**Recorded data:**
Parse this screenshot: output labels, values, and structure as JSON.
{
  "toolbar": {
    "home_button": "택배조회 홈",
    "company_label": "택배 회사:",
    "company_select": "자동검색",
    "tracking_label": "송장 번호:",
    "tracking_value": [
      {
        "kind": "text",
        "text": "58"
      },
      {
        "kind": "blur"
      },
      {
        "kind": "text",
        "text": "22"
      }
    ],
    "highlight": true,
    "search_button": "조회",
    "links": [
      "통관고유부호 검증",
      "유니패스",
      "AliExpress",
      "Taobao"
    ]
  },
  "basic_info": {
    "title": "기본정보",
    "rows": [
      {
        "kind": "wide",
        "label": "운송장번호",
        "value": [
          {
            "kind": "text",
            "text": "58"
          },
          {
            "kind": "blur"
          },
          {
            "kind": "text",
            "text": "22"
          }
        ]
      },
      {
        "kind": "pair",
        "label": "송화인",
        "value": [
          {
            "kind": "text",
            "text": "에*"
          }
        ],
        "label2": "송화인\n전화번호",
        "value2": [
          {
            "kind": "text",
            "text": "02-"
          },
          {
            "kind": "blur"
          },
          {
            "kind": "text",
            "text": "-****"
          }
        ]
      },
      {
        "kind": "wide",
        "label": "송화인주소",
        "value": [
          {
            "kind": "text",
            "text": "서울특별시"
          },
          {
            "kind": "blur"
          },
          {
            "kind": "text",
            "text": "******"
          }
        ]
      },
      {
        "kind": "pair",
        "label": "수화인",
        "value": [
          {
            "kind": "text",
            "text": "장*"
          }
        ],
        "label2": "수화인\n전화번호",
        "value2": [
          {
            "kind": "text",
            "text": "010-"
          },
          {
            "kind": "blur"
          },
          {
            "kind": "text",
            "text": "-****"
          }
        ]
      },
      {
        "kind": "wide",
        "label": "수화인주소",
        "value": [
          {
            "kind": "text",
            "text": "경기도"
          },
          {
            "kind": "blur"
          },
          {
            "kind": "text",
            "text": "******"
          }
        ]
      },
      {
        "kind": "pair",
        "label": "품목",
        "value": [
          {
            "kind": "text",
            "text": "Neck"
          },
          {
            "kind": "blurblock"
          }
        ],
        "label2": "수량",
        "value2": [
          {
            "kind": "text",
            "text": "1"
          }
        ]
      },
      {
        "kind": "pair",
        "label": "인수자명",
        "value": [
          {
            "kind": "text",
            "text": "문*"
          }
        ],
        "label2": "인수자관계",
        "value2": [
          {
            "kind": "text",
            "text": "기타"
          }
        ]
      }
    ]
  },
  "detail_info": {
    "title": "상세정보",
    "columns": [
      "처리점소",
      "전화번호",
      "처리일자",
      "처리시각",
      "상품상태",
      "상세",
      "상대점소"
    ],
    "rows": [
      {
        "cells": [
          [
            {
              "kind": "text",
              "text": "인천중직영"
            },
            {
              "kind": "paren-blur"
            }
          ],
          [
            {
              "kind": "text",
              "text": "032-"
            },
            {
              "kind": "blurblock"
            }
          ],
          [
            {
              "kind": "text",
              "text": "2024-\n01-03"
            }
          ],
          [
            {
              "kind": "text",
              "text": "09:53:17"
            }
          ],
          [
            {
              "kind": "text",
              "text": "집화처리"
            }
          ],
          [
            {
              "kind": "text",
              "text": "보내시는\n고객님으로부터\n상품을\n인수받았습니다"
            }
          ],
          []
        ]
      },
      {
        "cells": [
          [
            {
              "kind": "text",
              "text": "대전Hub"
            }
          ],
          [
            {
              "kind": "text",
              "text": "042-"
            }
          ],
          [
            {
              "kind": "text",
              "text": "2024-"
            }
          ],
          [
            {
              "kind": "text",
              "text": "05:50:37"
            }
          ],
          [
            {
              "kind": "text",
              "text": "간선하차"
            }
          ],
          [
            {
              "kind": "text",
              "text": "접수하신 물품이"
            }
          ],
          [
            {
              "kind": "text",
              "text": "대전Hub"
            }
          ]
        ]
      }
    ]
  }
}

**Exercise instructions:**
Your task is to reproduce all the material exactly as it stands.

**Response box:**
Parse this screenshot: output labels, values, and structure as JSON.
{
  "toolbar": {
    "home_button": "택배조회 홈",
    "company_label": "택배 회사:",
    "company_select": "자동검색",
    "tracking_label": "송장 번호:",
    "tracking_value": [
      {
        "kind": "text",
        "text": "58"
      },
      {
        "kind": "blur"
      },
      {
        "kind": "text",
        "text": "22"
      }
    ],
    "highlight": true,
    "search_button": "조회",
    "links": [
      "통관고유부호 검증",
      "유니패스",
      "AliExpress",
      "Taobao"
    ]
  },
  "basic_info": {
    "title": "기본정보",
    "rows": [
      {
        "kind": "wide",
        "label": "운송장번호",
        "value": [
          {
            "kind": "text",
            "text": "58"
          },
          {
            "kind": "blur"
          },
          {
            "kind": "text",
            "text": "22"
          }
        ]
      },
      {
        "kind": "pair",
        "label": "송화인",
        "value": [
          {
            "kind": "text",
            "text": "에*"
          }
        ],
        "label2": "송화인\n전화번호",
        "value2": [
          {
            "kind": "text",
            "text": "02-"
          },
          {
            "kind": "blur"
          },
          {
            "kind": "text",
            "text": "-****"
          }
        ]
      },
      {
        "kind": "wide",
        "label": "송화인주소",
        "value": [
          {
            "kind": "text",
            "text": "서울특별시"
          },
          {
            "kind": "blur"
          },
          {
            "kind": "text",
            "text": "******"
          }
        ]
      },
      {
        "kind": "pair",
        "label": "수화인",
        "value": [
          {
            "kind": "text",
            "text": "장*"
          }
        ],
        "label2": "수화인\n전화번호",
        "value2": [
          {
            "kind": "text",
            "text": "010-"
          },
          {
            "kind": "blur"
          },
          {
            "kind": "text",
            "text": "-****"
          }
        ]
      },
      {
        "kind": "wide",
        "label": "수화인주소",
        "value": [
          {
            "kind": "text",
            "text": "경기도"
          },
          {
            "kind": "blur"
          },
          {
            "kind": "text",
            "text": "******"
          }
        ]
      },
      {
        "kind": "pair",
        "label": "품목",
        "value": [
          {
            "kind": "text",
            "text": "Neck"
          },
          {
            "kind": "blurblock"
          }
        ],
        "label2": "수량",
        "value2": [
          {
            "kind": "text",
            "text": "1"
          }
        ]
      },
      {
        "kind": "pair",
        "label": "인수자명",
        "value": [
          {
            "kind": "text",
            "text": "문*"
          }
        ],
        "label2": "인수자관계",
        "value2": [
          {
            "kind": "text",
            "text": "기타"
          }
        ]
      }
    ]
  },
  "detail_info": {
    "title": "상세정보",
    "columns": [
      "처리점소",
      "전화번호",
      "처리일자",
      "처리시각",
      "상품상태",
      "상세",
      "상대점소"
    ],
    "rows": [
      {
        "cells": [
          [
            {
              "kind": "text",
              "text": "인천중직영"
            },
            {
              "kind": "paren-blur"
            }
          ],
          [
            {
              "kind": "text",
              "text": "032-"
            },
            {
              "kind": "blurblock"
            }
          ],
          [
            {
              "kind": "text",
              "text": "2024-\n01-03"
            }
          ],
          [
            {
              "kind": "text",
              "text": "09:53:17"
            }
          ],
          [
            {
              "kind": "text",
              "text": "집화처리"
            }
          ],
          [
            {
              "kind": "text",
              "text": "보내시는\n고객님으로부터\n상품을\n인수받았습니다"
            }
          ],
          []
        ]
      },
      {
        "cells": [
          [
            {
              "kind": "text",
              "text": "대전Hub"
            }
          ],
          [
            {
              "kind": "text",
              "text": "042-"
            }
          ],
          [
            {
              "kind": "text",
              "text": "2024-"
            }
          ],
          [
            {
              "kind": "text",
              "text": "05:50:37"
            }
          ],
          [
            {
              "kind": "text",
              "text": "간선하차"
            }
          ],
          [
            {
              "kind": "text",
              "text": "접수하신 물품이"
            }
          ],
          [
            {
              "kind": "text",
              "text": "대전Hub"
            }
          ]
        ]
      }
    ]
  }
}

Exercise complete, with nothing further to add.